Why were California's wine country fires so destructive?
As of late October more than a dozen wildfires north of San Francisco had killed more than 40 people, burned approximately 160,000 acres and destroyed more than 7,000 structures.
This tragic loss of life and property is unprecedented in California. However, the fires are not anomalous events in terms of their size, intensity or the speed with which they spread. Indeed, the path of the destructive Tubbs fire in Napa and Sonoma counties mirrors that of the Hanley fire of 1964. This extreme wind-driven fire burned under similar conditions, across much of the same landscape and covered an area substantially greater than the recent Tubbs fire.
Strikingly, though, no lives were lost during the Hanley fire and only 29 structures were destroyed. Why did these two fires, 50 years apart, burn on the same general landscape, under similar extreme winds, with such different human impacts? Fire scientists will study these events intensively to parse out the relative importance of various factors.

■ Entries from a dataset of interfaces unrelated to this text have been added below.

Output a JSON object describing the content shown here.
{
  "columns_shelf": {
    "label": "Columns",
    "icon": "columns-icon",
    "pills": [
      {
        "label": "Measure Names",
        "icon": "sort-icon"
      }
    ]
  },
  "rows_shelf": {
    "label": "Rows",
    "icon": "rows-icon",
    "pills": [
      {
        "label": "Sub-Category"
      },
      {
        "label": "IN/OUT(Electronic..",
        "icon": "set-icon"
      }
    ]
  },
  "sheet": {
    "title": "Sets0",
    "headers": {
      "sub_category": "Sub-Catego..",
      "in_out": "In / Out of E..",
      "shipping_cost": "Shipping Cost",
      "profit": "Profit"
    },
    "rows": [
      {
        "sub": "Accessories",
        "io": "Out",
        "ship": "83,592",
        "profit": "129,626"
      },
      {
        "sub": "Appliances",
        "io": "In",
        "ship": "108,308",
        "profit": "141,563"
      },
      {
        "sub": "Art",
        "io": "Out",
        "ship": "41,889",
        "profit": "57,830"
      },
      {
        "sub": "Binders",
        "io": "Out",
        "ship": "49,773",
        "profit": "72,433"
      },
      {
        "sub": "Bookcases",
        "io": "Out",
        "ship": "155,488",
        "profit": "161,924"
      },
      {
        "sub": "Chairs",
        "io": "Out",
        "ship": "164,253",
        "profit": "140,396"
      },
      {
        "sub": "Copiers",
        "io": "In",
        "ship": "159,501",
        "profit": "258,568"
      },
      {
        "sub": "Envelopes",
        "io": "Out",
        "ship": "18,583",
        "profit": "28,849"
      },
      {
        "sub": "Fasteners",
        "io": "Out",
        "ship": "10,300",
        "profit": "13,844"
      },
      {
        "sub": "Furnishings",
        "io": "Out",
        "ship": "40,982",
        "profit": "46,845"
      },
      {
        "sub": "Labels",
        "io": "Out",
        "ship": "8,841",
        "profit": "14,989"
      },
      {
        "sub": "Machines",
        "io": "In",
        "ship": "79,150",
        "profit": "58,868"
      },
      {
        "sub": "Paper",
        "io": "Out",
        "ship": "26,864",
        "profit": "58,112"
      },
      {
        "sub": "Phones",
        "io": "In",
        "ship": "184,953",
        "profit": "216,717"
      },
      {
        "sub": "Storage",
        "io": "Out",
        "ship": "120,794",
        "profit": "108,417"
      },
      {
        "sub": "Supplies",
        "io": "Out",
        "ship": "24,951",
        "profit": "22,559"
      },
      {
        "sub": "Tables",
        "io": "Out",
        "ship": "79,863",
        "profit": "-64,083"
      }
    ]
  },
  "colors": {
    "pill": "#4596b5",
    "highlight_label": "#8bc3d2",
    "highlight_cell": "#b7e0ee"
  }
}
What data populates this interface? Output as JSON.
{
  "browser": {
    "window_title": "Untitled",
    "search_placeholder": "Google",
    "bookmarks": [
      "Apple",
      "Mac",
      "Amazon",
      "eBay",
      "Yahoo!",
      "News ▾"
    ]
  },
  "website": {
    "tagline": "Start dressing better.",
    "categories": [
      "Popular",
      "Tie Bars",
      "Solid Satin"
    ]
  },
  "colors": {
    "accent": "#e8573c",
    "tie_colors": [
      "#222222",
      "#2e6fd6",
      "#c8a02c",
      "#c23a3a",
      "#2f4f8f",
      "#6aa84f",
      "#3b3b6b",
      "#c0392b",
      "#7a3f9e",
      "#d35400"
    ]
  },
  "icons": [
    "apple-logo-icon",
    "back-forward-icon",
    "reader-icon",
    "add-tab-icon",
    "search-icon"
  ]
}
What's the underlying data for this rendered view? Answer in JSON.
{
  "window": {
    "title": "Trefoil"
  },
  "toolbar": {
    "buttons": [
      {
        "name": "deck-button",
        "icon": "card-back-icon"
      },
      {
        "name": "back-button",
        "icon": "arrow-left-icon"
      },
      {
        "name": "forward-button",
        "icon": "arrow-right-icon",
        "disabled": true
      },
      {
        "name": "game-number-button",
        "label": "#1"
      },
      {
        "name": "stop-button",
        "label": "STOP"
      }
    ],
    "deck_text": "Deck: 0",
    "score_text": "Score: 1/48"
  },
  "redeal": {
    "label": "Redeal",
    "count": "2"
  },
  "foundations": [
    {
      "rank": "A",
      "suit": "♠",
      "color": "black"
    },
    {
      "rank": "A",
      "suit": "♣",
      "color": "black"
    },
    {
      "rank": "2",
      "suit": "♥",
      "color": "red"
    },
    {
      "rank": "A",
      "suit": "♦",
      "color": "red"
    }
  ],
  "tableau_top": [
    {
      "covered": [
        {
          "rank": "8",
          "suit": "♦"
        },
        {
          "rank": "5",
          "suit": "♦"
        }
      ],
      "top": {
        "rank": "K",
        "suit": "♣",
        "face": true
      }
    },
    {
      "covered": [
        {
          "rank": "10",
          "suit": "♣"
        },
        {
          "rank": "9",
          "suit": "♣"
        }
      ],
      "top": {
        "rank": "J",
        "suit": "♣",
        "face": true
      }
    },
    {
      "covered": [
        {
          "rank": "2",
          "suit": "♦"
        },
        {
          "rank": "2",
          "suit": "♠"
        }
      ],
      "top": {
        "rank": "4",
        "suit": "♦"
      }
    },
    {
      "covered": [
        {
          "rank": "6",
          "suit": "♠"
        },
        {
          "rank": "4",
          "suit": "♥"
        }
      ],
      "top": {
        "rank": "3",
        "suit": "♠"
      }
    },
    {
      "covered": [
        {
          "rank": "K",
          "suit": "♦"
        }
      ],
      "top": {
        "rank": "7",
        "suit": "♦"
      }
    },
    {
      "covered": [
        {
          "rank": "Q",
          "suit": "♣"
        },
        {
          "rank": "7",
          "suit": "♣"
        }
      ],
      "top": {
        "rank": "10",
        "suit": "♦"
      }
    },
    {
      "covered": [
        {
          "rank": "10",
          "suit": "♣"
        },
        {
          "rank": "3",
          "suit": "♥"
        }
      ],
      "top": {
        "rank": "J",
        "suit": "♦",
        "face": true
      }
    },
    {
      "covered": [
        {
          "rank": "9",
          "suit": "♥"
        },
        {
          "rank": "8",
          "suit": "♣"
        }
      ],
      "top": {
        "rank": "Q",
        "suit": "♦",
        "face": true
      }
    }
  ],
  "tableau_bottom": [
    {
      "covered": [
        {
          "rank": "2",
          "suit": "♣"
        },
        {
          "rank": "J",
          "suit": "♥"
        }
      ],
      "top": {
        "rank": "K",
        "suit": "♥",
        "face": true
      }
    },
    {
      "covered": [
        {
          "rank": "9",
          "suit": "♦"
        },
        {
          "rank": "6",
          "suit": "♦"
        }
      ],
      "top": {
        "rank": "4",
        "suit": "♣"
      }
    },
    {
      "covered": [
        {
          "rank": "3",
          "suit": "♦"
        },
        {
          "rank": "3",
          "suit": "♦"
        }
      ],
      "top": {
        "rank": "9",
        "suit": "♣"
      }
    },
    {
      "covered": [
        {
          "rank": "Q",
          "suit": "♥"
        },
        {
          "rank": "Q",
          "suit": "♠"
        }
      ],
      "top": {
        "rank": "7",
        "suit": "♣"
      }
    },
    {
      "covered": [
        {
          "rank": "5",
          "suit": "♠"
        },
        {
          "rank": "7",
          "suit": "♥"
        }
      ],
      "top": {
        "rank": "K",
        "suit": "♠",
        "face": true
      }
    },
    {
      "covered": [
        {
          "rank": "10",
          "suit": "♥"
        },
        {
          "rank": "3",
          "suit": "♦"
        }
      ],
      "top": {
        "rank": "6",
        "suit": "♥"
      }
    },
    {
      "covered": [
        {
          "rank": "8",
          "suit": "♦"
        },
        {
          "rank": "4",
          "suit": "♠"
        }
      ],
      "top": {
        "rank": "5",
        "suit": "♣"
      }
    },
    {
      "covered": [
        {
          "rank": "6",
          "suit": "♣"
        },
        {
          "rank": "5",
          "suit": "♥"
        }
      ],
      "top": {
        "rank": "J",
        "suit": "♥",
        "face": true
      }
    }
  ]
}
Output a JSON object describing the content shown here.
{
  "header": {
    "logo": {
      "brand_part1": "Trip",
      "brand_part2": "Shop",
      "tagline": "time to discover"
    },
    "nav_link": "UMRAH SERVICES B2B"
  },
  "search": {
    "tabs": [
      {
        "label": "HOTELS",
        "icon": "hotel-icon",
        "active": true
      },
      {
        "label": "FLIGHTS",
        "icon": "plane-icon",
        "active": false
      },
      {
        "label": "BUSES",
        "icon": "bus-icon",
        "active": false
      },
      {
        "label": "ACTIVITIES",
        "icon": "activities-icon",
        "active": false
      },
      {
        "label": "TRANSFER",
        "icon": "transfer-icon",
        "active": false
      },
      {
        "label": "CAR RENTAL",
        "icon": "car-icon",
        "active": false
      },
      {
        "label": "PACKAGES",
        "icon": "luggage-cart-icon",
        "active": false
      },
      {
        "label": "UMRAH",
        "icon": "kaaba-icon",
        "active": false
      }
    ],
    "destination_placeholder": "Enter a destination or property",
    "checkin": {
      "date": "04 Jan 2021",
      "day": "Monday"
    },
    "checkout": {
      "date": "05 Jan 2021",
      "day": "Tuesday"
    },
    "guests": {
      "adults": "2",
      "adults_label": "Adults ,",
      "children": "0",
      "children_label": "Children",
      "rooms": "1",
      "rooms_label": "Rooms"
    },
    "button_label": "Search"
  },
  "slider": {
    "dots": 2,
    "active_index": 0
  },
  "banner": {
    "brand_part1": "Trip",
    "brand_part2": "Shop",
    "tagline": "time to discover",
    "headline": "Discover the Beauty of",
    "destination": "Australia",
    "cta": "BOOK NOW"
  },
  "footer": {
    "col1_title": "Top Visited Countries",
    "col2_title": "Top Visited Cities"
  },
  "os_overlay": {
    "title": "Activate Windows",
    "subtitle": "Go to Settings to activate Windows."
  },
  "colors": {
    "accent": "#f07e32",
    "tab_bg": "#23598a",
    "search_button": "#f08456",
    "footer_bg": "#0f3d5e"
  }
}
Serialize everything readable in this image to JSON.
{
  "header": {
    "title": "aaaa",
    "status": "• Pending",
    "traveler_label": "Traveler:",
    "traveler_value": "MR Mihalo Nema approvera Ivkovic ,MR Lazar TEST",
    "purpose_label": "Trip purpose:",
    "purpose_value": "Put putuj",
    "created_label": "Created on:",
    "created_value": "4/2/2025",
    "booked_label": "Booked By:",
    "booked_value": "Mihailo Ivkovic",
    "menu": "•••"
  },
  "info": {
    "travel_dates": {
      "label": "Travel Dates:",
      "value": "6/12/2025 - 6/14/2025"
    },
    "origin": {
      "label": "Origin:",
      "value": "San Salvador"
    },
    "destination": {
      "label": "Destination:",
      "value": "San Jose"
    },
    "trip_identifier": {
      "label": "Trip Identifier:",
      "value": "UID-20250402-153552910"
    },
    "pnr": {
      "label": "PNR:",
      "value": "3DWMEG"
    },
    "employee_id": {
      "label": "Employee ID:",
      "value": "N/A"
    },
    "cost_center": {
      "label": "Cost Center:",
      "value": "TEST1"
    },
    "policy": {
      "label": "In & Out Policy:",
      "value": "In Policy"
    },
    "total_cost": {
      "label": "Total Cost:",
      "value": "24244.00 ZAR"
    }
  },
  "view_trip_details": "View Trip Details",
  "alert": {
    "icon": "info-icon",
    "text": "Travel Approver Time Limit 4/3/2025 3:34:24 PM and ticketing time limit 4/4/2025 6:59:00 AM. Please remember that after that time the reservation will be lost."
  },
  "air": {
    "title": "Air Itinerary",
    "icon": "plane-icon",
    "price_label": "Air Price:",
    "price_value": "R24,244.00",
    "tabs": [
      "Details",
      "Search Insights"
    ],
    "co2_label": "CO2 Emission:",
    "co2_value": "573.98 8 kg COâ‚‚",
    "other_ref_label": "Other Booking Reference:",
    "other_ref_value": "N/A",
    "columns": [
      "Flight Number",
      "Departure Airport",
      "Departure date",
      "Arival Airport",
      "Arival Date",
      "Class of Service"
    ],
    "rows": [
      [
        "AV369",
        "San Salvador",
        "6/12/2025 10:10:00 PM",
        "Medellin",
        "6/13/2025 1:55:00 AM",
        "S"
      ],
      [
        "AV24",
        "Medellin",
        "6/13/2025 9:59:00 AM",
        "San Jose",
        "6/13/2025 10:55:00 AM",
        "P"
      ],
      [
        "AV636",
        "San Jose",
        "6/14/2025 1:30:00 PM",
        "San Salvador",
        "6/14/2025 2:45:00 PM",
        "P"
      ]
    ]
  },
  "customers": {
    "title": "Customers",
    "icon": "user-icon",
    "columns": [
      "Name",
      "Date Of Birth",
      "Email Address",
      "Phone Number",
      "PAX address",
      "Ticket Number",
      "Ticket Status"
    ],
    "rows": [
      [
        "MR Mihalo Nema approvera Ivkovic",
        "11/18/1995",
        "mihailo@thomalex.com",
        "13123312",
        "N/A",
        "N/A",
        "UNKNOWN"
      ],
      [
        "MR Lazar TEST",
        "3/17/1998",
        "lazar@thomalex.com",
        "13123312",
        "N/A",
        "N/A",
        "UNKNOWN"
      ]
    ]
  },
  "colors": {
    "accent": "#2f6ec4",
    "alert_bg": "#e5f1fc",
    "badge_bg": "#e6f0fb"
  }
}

But it is clear that two factors probably were major contributors: wind and population growth.
Additional publication details
|Publication Subtype||Journal Article|
|Title||Why were California's wine country fires so destructive?|
|Series title||The Conversation|
|Publisher||The Conversation, US, Inc.|
|Contributing office(s)||Western Ecological Research Center|